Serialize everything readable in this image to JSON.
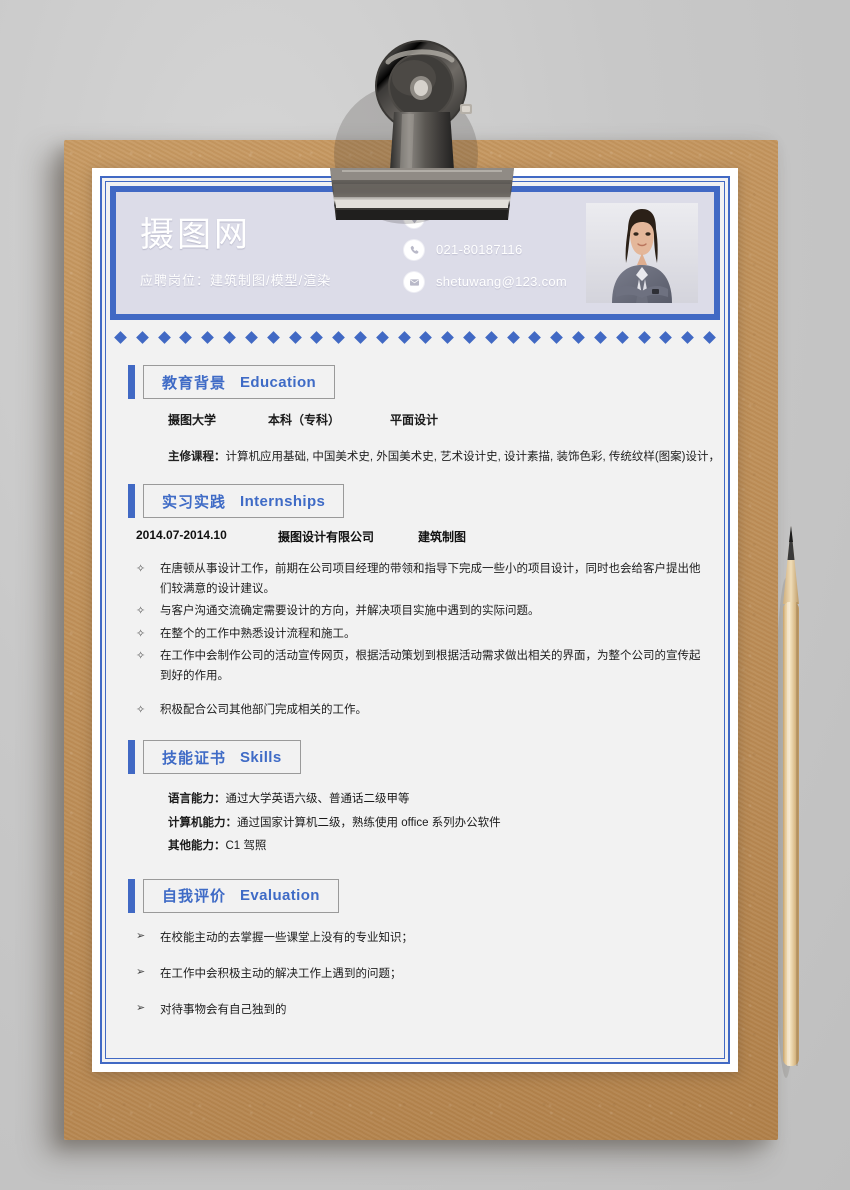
{
  "document": {
    "type": "resume-template",
    "accent_color": "#4169c4",
    "header_bg": "#dcdce8",
    "paper_bg": "#f2f2f2",
    "clipboard_color": "#bf9059",
    "backdrop_color": "#c9c9c9"
  },
  "header": {
    "name": "摄图网",
    "position_label": "应聘岗位：",
    "position_value": "建筑制图/模型/渲染",
    "position_line": "应聘岗位：建筑制图/模型/渲染",
    "contacts": [
      {
        "icon": "location-icon",
        "value": ""
      },
      {
        "icon": "phone-icon",
        "value": "021-80187116"
      },
      {
        "icon": "email-icon",
        "value": "shetuwang@123.com"
      }
    ],
    "photo_alt": "portrait-photo"
  },
  "sections": [
    {
      "id": "education",
      "title_cn": "教育背景",
      "title_en": "Education",
      "entry": {
        "school": "摄图大学",
        "degree": "本科（专科）",
        "major": "平面设计"
      },
      "course_label": "主修课程：",
      "course_value": "计算机应用基础, 中国美术史, 外国美术史, 艺术设计史, 设计素描, 装饰色彩, 传统纹样(图案)设计，"
    },
    {
      "id": "internships",
      "title_cn": "实习实践",
      "title_en": "Internships",
      "entry": {
        "period": "2014.07-2014.10",
        "company": "摄图设计有限公司",
        "role": "建筑制图"
      },
      "bullet_mark": "✧",
      "bullets": [
        "在唐顿从事设计工作，前期在公司项目经理的带领和指导下完成一些小的项目设计，同时也会给客户提出他们较满意的设计建议。",
        "与客户沟通交流确定需要设计的方向，并解决项目实施中遇到的实际问题。",
        "在整个的工作中熟悉设计流程和施工。",
        "在工作中会制作公司的活动宣传网页，根据活动策划到根据活动需求做出相关的界面，为整个公司的宣传起到好的作用。",
        "积极配合公司其他部门完成相关的工作。"
      ]
    },
    {
      "id": "skills",
      "title_cn": "技能证书",
      "title_en": "Skills",
      "items": [
        {
          "label": "语言能力：",
          "value": "通过大学英语六级、普通话二级甲等"
        },
        {
          "label": "计算机能力：",
          "value": "通过国家计算机二级，熟练使用 office 系列办公软件"
        },
        {
          "label": "其他能力：",
          "value": "C1 驾照"
        }
      ]
    },
    {
      "id": "evaluation",
      "title_cn": "自我评价",
      "title_en": "Evaluation",
      "bullet_mark": "➢",
      "bullets": [
        "在校能主动的去掌握一些课堂上没有的专业知识；",
        "在工作中会积极主动的解决工作上遇到的问题；",
        "对待事物会有自己独到的"
      ]
    }
  ],
  "decor": {
    "diamond_count": 28,
    "diamond_color": "#4169c4",
    "clip": "binder-clip",
    "pencil": "wooden-pencil"
  }
}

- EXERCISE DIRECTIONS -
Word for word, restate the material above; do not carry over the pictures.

- ANSWER BELOW -
Serialize everything readable in this image to JSON.
{
  "document": {
    "type": "resume-template",
    "accent_color": "#4169c4",
    "header_bg": "#dcdce8",
    "paper_bg": "#f2f2f2",
    "clipboard_color": "#bf9059",
    "backdrop_color": "#c9c9c9"
  },
  "header": {
    "name": "摄图网",
    "position_label": "应聘岗位：",
    "position_value": "建筑制图/模型/渲染",
    "position_line": "应聘岗位：建筑制图/模型/渲染",
    "contacts": [
      {
        "icon": "location-icon",
        "value": ""
      },
      {
        "icon": "phone-icon",
        "value": "021-80187116"
      },
      {
        "icon": "email-icon",
        "value": "shetuwang@123.com"
      }
    ],
    "photo_alt": "portrait-photo"
  },
  "sections": [
    {
      "id": "education",
      "title_cn": "教育背景",
      "title_en": "Education",
      "entry": {
        "school": "摄图大学",
        "degree": "本科（专科）",
        "major": "平面设计"
      },
      "course_label": "主修课程：",
      "course_value": "计算机应用基础, 中国美术史, 外国美术史, 艺术设计史, 设计素描, 装饰色彩, 传统纹样(图案)设计，"
    },
    {
      "id": "internships",
      "title_cn": "实习实践",
      "title_en": "Internships",
      "entry": {
        "period": "2014.07-2014.10",
        "company": "摄图设计有限公司",
        "role": "建筑制图"
      },
      "bullet_mark": "✧",
      "bullets": [
        "在唐顿从事设计工作，前期在公司项目经理的带领和指导下完成一些小的项目设计，同时也会给客户提出他们较满意的设计建议。",
        "与客户沟通交流确定需要设计的方向，并解决项目实施中遇到的实际问题。",
        "在整个的工作中熟悉设计流程和施工。",
        "在工作中会制作公司的活动宣传网页，根据活动策划到根据活动需求做出相关的界面，为整个公司的宣传起到好的作用。",
        "积极配合公司其他部门完成相关的工作。"
      ]
    },
    {
      "id": "skills",
      "title_cn": "技能证书",
      "title_en": "Skills",
      "items": [
        {
          "label": "语言能力：",
          "value": "通过大学英语六级、普通话二级甲等"
        },
        {
          "label": "计算机能力：",
          "value": "通过国家计算机二级，熟练使用 office 系列办公软件"
        },
        {
          "label": "其他能力：",
          "value": "C1 驾照"
        }
      ]
    },
    {
      "id": "evaluation",
      "title_cn": "自我评价",
      "title_en": "Evaluation",
      "bullet_mark": "➢",
      "bullets": [
        "在校能主动的去掌握一些课堂上没有的专业知识；",
        "在工作中会积极主动的解决工作上遇到的问题；",
        "对待事物会有自己独到的"
      ]
    }
  ],
  "decor": {
    "diamond_count": 28,
    "diamond_color": "#4169c4",
    "clip": "binder-clip",
    "pencil": "wooden-pencil"
  }
}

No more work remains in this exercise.